Saturday morning and Judy Murphy is wearing a freshly ironed shirt.

She was Friday morning, too. When you're unemployed, you can get around to doing those nagging little tasks, like ironing, that get put off when you're working a full-time job."I am getting bored," Murphy said. "I have ironed every shirt. You should see my husband's closet. How many times can you wash the kitchen floor?"

A week ago Monday, Murphy was at work, answering phones, assuring callers that their Eastern Airlines tickets would be honored, despite the company's well-publicized strike rumors. About 2:30 p.m. that day, after putting in a weekend of mandatory overtime, the veteran reservation agent learned she had been spreading the company line all morning. That was when she and the other 649 people employed at Eastern's Salt Lake Reservation Center were first told they would be on immediate "no-work" status - indefinitely.

"I booked at least three people that morning," she recalled. "I told them they would be protected on other airlines if we were not flying on the day of their ticket."

Bob Burquist, Eastern regional director, is one of just three employees left at the Salt Lake Reservation Center. He's hoping to receive further information from company officials early next week. "Our only instruction right now is everything is being tied up in bankruptcy court."

He said he understands there might be some hard feelings. "The message wasn't especially nice. I think you have to understand the message and the feeling. Nobody likes to hear: `You don't have a job.' I don't care who you are."

The troubled company, brought to its knees by a machinists strike honored by the pilots' union, filed for Chapter 11 reorganization March 9. Salt Lake employees received paychecks before they were sent home. This week, they found out the bankruptcy action froze the airline's assets, including the payroll, causing checks to bounce all over town.

Despite being unemployed, Murphy still spends a lot of time on the phones. An informal network has formed among the reservation clerks with time on their hands, who wonder about whether they are going to get the rest of the money the company owes them, and when they are going to be called back to work.

Murphy hasn't gotten any response to questions she and other former employees have about the overtime or vacation pay they're due.

The company's non-union employees, like the Salt Lake reservation agents, feel unprotected in fighting for their pay in bankruptcy court and uncertain about their futures. They can't find jobs in town for the same salary Eastern paid. They're worried employers won't hire them because of their loyalties if Eastern reopens the reservation center.

Murphy is one who says she doesn't know what to believe. She has supported the company in the past but is unsure who is telling the truth about the concessions the unions were asked to make in the last hours before the strike deadline.

After the layoff, state employment officials held special sessions to handle the local flood of the newly unemployed.
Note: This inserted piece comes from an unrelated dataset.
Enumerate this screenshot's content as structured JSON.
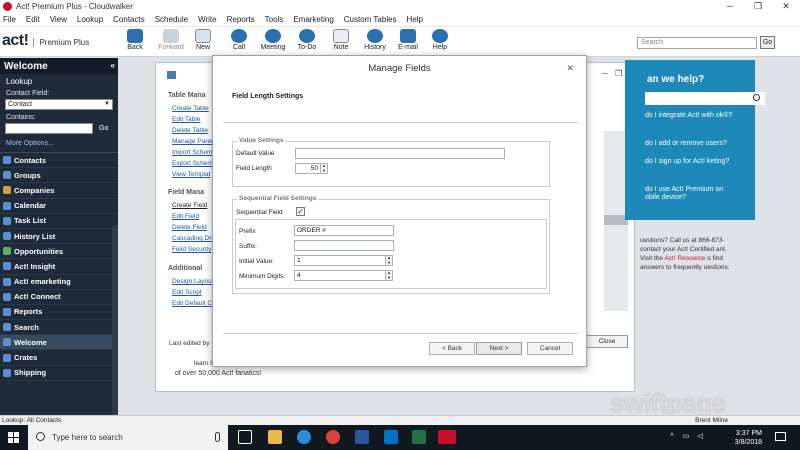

A majority of Eastern's Salt Lake employees, all non-union workers, have filed for unemployment benefits.

"We figure about 550, or most of them, did. We still have some trickling in," said Rita Oram, manager of claims for the Salt Lake office of the Utah Department of Employment Security.

Murphy first made a commitment to her company 91/2 years ago, when she packed up her four children and moved to Salt Lake City from New Jersey for a full-time Eastern job. "My whole life changed drastically," she said. But she liked Utah. "I thought this was a nice place to raise children. Unfortunately, my children didn't seem to agree." They all moved back east.

She showed her company colors again in 1986 when all Eastern employees - except the machinists union - agreed to a 20 percent pay cut to save Eastern. The machinists union, the same union that is now striking, actually got an 8 percent raise then.

Now, Murphy sits home and worries. "You can't enjoy yourself when you're afraid of the mortgage."

Murphy was looking toward early retirement, which she would be eligible for in December.

Despite the uncertainty, Murphy said she would go back if Eastern calls. "I'm very proud of the job I did."